OCR is likely to follow the same logic in the context of augmented reality games and the potential exposure of PHI to unauthorized parties. Having Pokémon Go players on hospital premises – including patients, visitors, employees and, most especially, those present solely for the purpose of playing the game – could lead to unnecessary HIPAA risks.
Best practices for Pokémon Go and its successors:
Take yourself off the “map,” but remember this is not where the story ends: To alleviate the a number of risks, you can, of course, submit an online request to Niantic Labs – the creator of Pokémon Go – to be removed as an in-game location. However, this step alone will not be sufficient to end all possible risks related to Pokémon Go, and the universe of augmented realty that could pop up next. It is also notable the removal process to be a stop has proven lengthy, therefore it would be advisable to also take additional steps regarding your stance on Pokémon Go and augmented realty games. To speed up the process, consider writing a formal demand – above and beyond the online system – to have your coordinates removed from game play.
Determine your stance on patient play: Aside from hospital policies on visitor and patient cell phone use, determine if your establishment wants to promote patient use of Pokémon Go. Many facilities are finding Pokémon Go to be a valuable tool in promoting exercise and activity – especially post procedures. If your hospital wants to take that approach – consider limited play to “Pokémon Zones” where PHI is less accessible and adequately protected.

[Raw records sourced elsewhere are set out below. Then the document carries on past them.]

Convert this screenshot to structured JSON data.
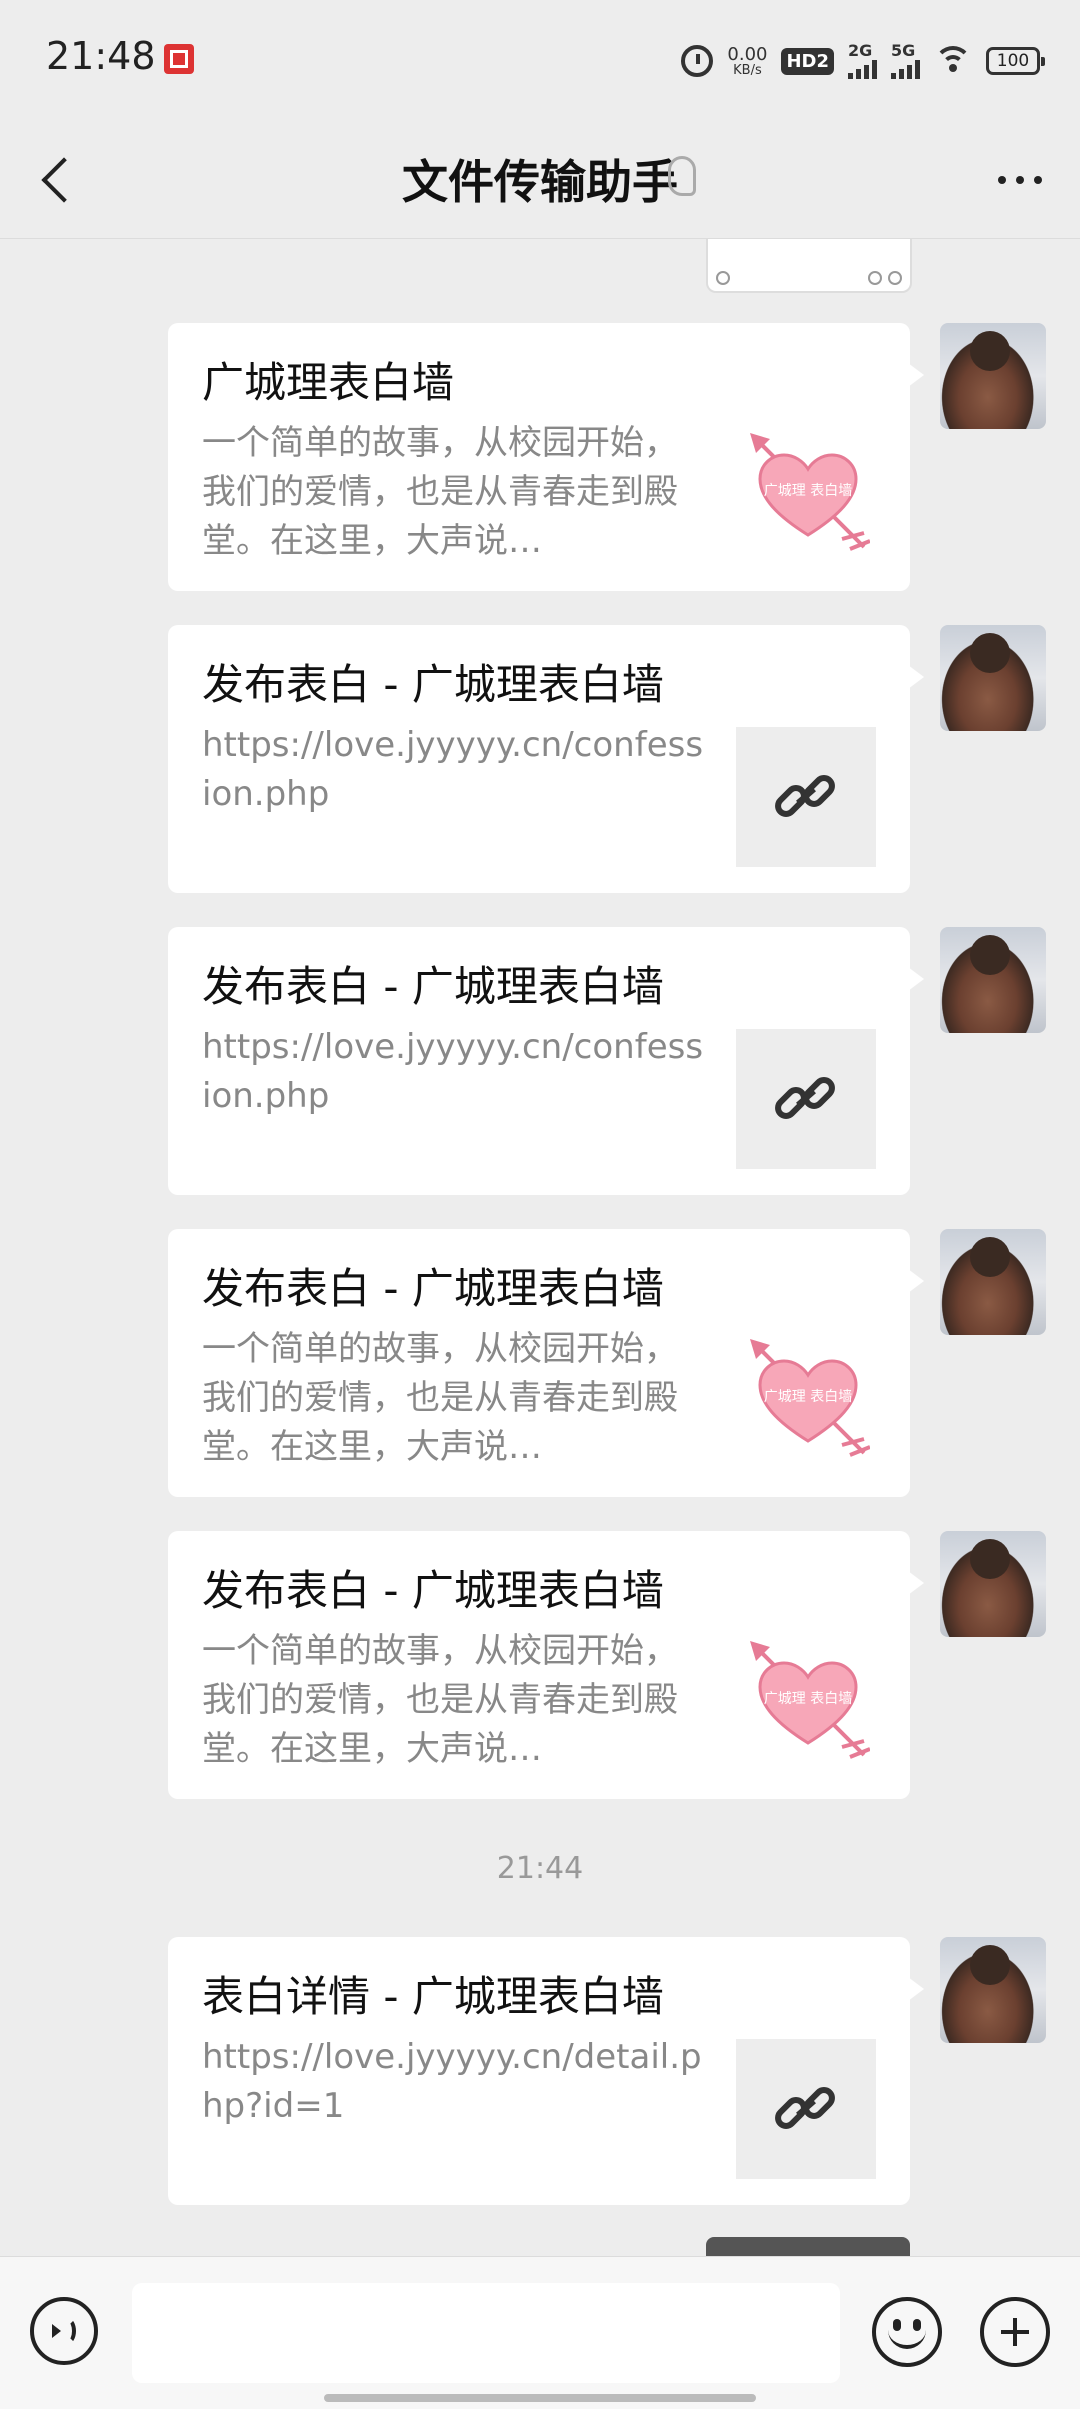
{
  "status_bar": {
    "time": "21:48",
    "net_speed_value": "0.00",
    "net_speed_unit": "KB/s",
    "hd_label": "HD2",
    "signal_1_label": "2G",
    "signal_2_label": "5G",
    "battery_level": "100"
  },
  "header": {
    "title": "文件传输助手"
  },
  "messages": [
    {
      "type": "card-heart",
      "title": "广城理表白墙",
      "description": "一个简单的故事，从校园开始，我们的爱情，也是从青春走到殿堂。在这里，大声说…",
      "heart_text": "广城理 表白墙"
    },
    {
      "type": "card-link",
      "title": "发布表白 - 广城理表白墙",
      "description": "https://love.jyyyyy.cn/confession.php"
    },
    {
      "type": "card-link",
      "title": "发布表白 - 广城理表白墙",
      "description": "https://love.jyyyyy.cn/confession.php"
    },
    {
      "type": "card-heart",
      "title": "发布表白 - 广城理表白墙",
      "description": "一个简单的故事，从校园开始，我们的爱情，也是从青春走到殿堂。在这里，大声说…",
      "heart_text": "广城理 表白墙"
    },
    {
      "type": "card-heart",
      "title": "发布表白 - 广城理表白墙",
      "description": "一个简单的故事，从校园开始，我们的爱情，也是从青春走到殿堂。在这里，大声说…",
      "heart_text": "广城理 表白墙"
    },
    {
      "type": "card-link",
      "title": "表白详情 - 广城理表白墙",
      "description": "https://love.jyyyyy.cn/detail.php?id=1"
    }
  ],
  "timestamp": "21:44",
  "input": {
    "placeholder": ""
  },
  "colors": {
    "background": "#ededed",
    "card": "#ffffff",
    "heart_fill": "#f7a7b8",
    "heart_stroke": "#e67b95",
    "description_text": "#888888"
  }
}
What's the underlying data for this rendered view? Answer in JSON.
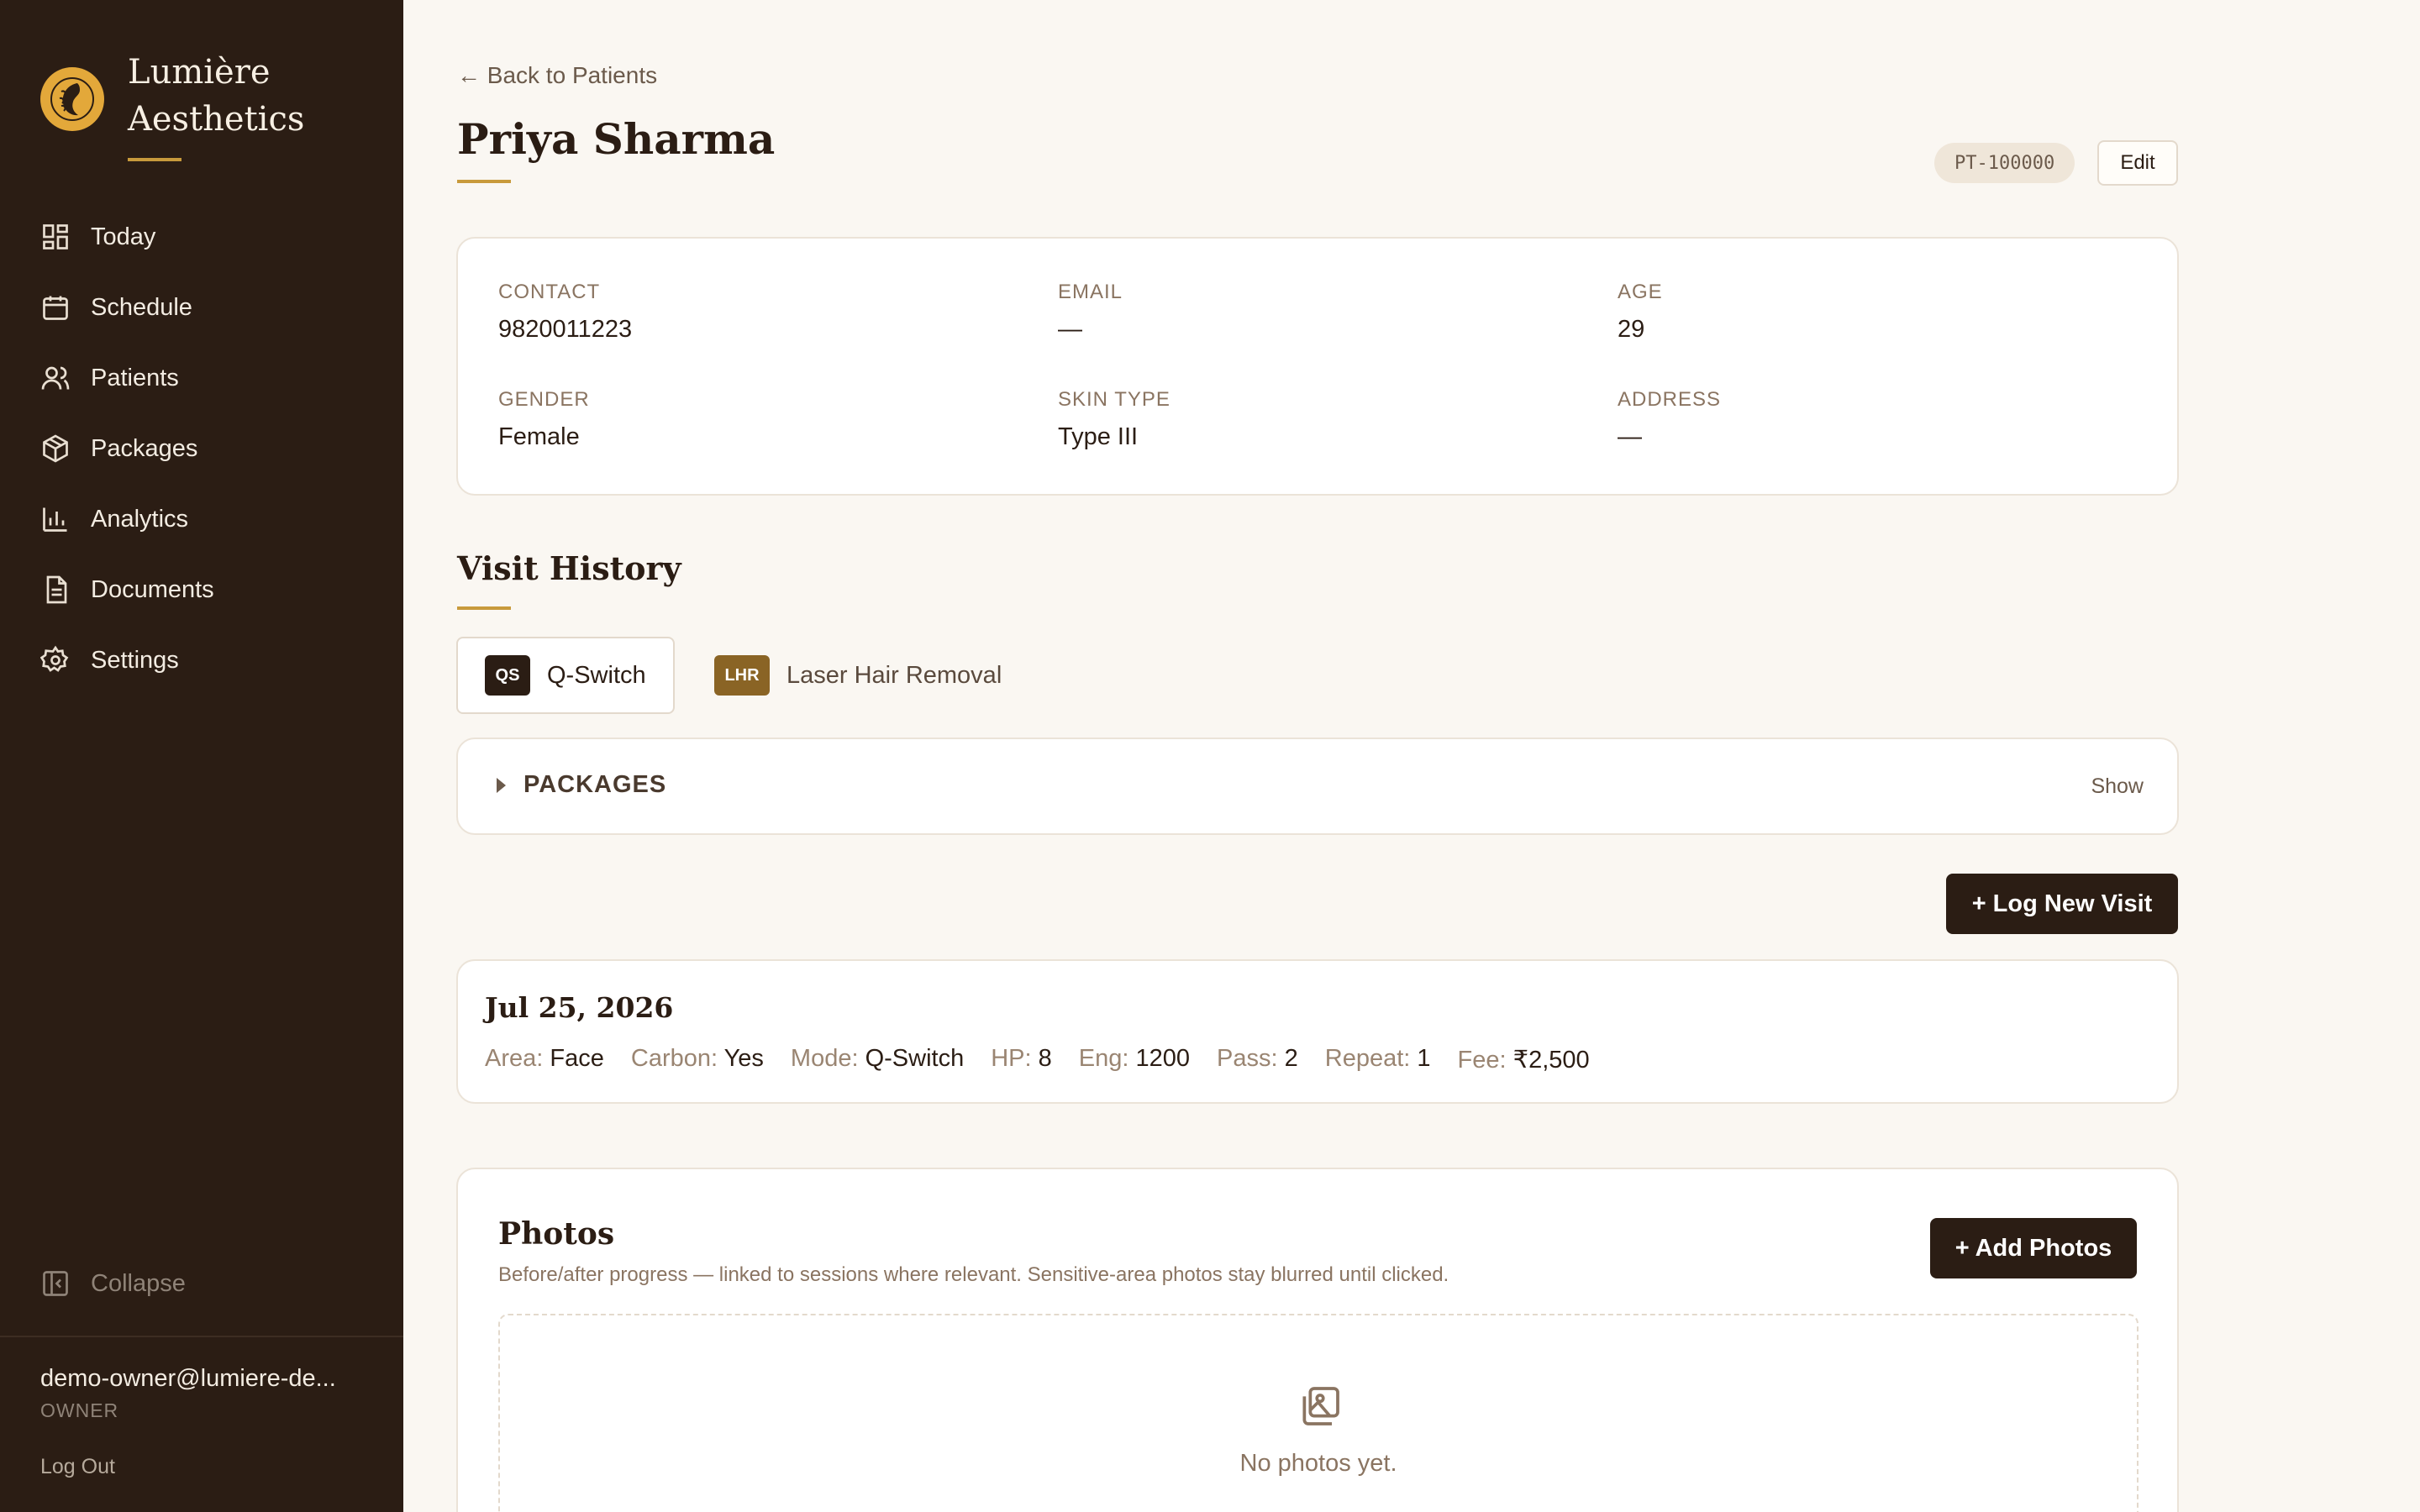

However, keep in mind that significant risks remain related to permitted access to PHI to unauthorized individuals.
Determine if health care providers and hospital staff should be prohibited from playing: Reevaluate your social media and bring-your-own-device policies to determine if augmented reality games such as Pokémon Go need to be specifically addressed. The player base of Pokémon Go appears to be growing exponentially, and it is highly unlikely that facilities’ employees are not among those playing or considering playing. While taking photographs is often prohibited in hospital settings, make sure the policy is clear that the prohibition applies to photos in the augmented reality space. Take the opportunity to clarify and reiterate acceptable social media practices. Also, if your hospital is creating “Pokémon Zones,” stress to health care providers and staff that this applies to them as well.
While Pokémon Go took over the scene almost literally overnight, this is just a glimpse of what the future holds. As augmented reality mobile applications and games become even more popular, and more immersive, these issues are bound to come up again and reinvent themselves in the form of new challenges. Now is the time to determine your organization’s policy on augmented reality and revisit social media and BYOD policies. Pokémon Go may or may not be here to stay – but it is definitely not one of a kind.